[Interface dataset entries]
######

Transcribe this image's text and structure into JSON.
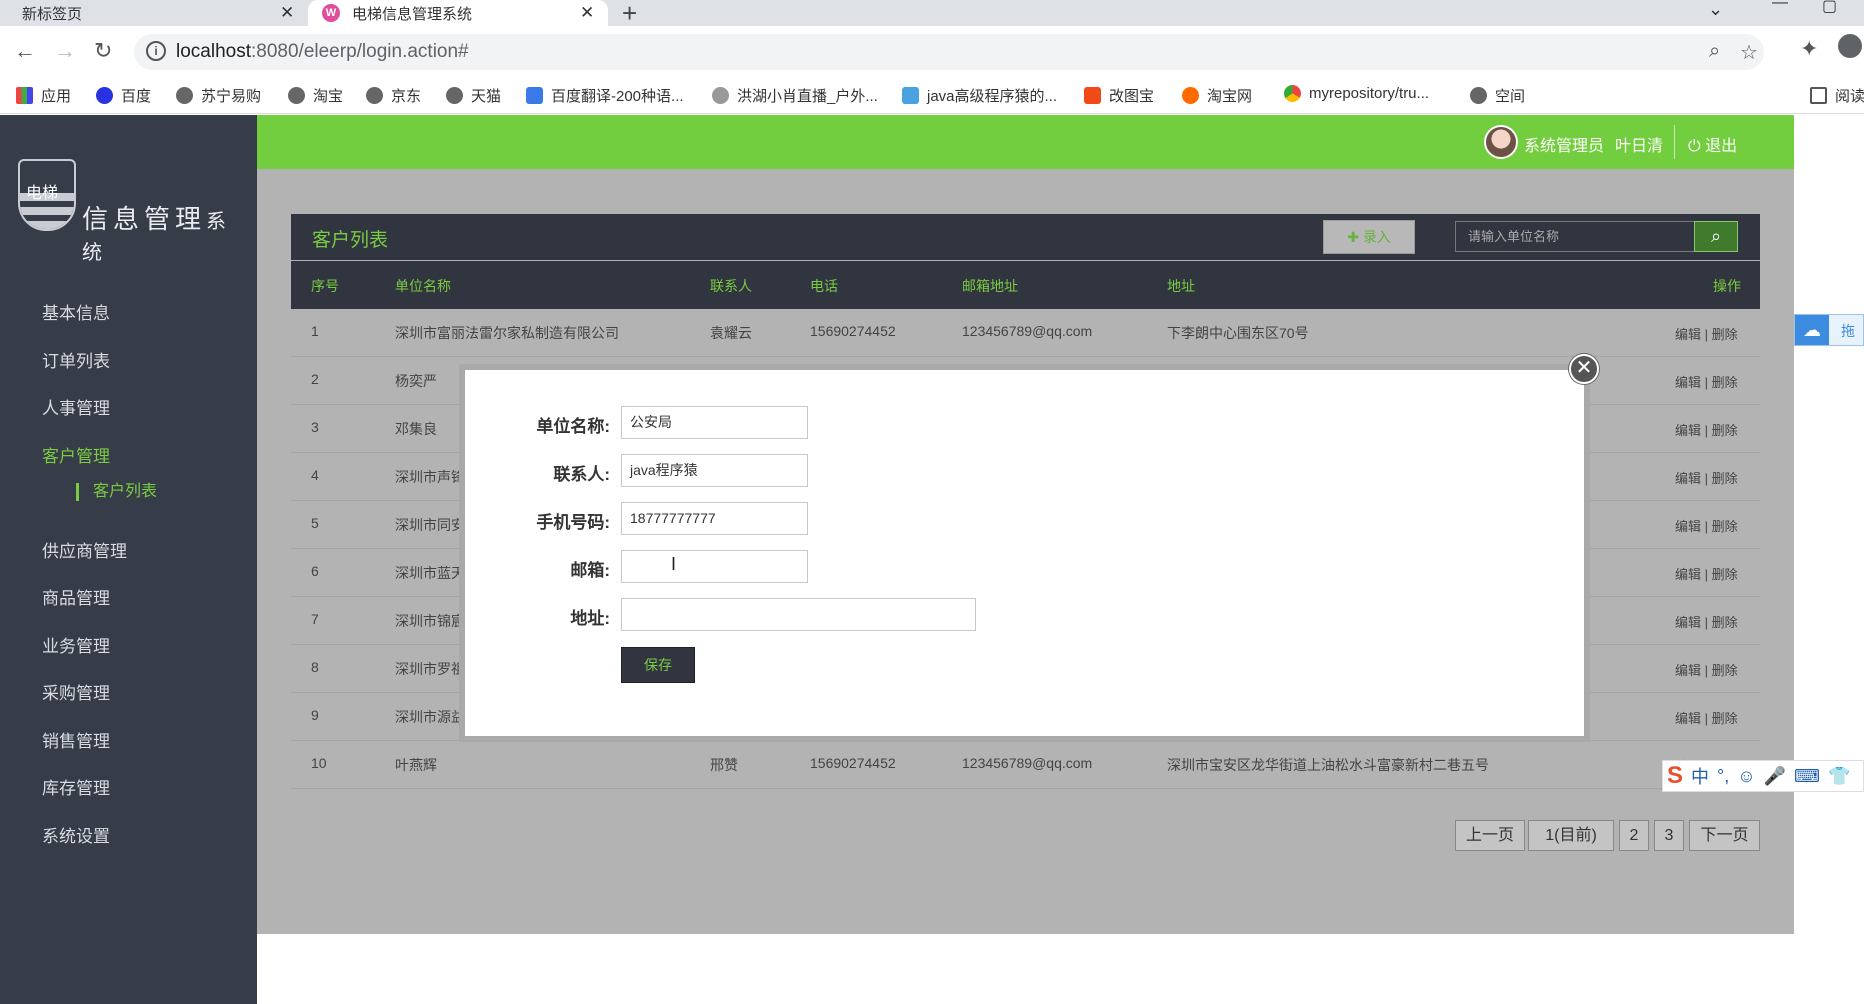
{
  "browser": {
    "tabs": [
      {
        "label": "新标签页",
        "active": false
      },
      {
        "label": "电梯信息管理系统",
        "active": true
      }
    ],
    "url_host": "localhost",
    "url_rest": ":8080/eleerp/login.action#",
    "bookmarks": [
      "应用",
      "百度",
      "苏宁易购",
      "淘宝",
      "京东",
      "天猫",
      "百度翻译-200种语...",
      "洪湖小肖直播_户外...",
      "java高级程序猿的...",
      "改图宝",
      "淘宝网",
      "myrepository/tru...",
      "空间",
      "阅读"
    ]
  },
  "app": {
    "logo_shield_text": "电梯",
    "logo_title": "信息管理",
    "logo_title_small": "系统",
    "menu": [
      "基本信息",
      "订单列表",
      "人事管理",
      "客户管理",
      "供应商管理",
      "商品管理",
      "业务管理",
      "采购管理",
      "销售管理",
      "库存管理",
      "系统设置"
    ],
    "active_menu": "客户管理",
    "submenu": "客户列表",
    "user_role": "系统管理员",
    "user_name": "叶日清",
    "logout": "退出"
  },
  "list": {
    "title": "客户列表",
    "add_label": "录入",
    "search_placeholder": "请输入单位名称",
    "columns": [
      "序号",
      "单位名称",
      "联系人",
      "电话",
      "邮箱地址",
      "地址",
      "操作"
    ],
    "rows": [
      {
        "no": "1",
        "name": "深圳市富丽法雷尔家私制造有限公司",
        "contact": "袁耀云",
        "phone": "15690274452",
        "email": "123456789@qq.com",
        "address": "下李朗中心围东区70号"
      },
      {
        "no": "2",
        "name": "杨奕严",
        "contact": "",
        "phone": "",
        "email": "",
        "address": ""
      },
      {
        "no": "3",
        "name": "邓集良",
        "contact": "",
        "phone": "",
        "email": "",
        "address": ""
      },
      {
        "no": "4",
        "name": "深圳市声锋",
        "contact": "",
        "phone": "",
        "email": "",
        "address": ""
      },
      {
        "no": "5",
        "name": "深圳市同安",
        "contact": "",
        "phone": "",
        "email": "",
        "address": ""
      },
      {
        "no": "6",
        "name": "深圳市蓝天",
        "contact": "",
        "phone": "",
        "email": "",
        "address": ""
      },
      {
        "no": "7",
        "name": "深圳市锦宸",
        "contact": "",
        "phone": "",
        "email": "",
        "address": ""
      },
      {
        "no": "8",
        "name": "深圳市罗祖",
        "contact": "",
        "phone": "",
        "email": "",
        "address": ""
      },
      {
        "no": "9",
        "name": "深圳市源益",
        "contact": "",
        "phone": "",
        "email": "",
        "address": ""
      },
      {
        "no": "10",
        "name": "叶燕辉",
        "contact": "邢赞",
        "phone": "15690274452",
        "email": "123456789@qq.com",
        "address": "深圳市宝安区龙华街道上油松水斗富豪新村二巷五号"
      }
    ],
    "ops_label": "编辑 | 删除",
    "pager": [
      "上一页",
      "1(目前)",
      "2",
      "3",
      "下一页"
    ]
  },
  "modal": {
    "fields": [
      {
        "label": "单位名称:",
        "value": "公安局"
      },
      {
        "label": "联系人:",
        "value": "java程序猿"
      },
      {
        "label": "手机号码:",
        "value": "18777777777"
      },
      {
        "label": "邮箱:",
        "value": ""
      },
      {
        "label": "地址:",
        "value": ""
      }
    ],
    "save_label": "保存"
  },
  "widgets": {
    "cloud_label": "拖",
    "ime": [
      "中",
      "°,",
      "☺",
      "🎤",
      "⌨",
      "👕"
    ]
  },
  "colors": {
    "accent": "#72ce3f",
    "sidebar": "#363c48",
    "table_dark": "#30353f"
  }
}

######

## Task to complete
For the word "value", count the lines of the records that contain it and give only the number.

## Answer section
5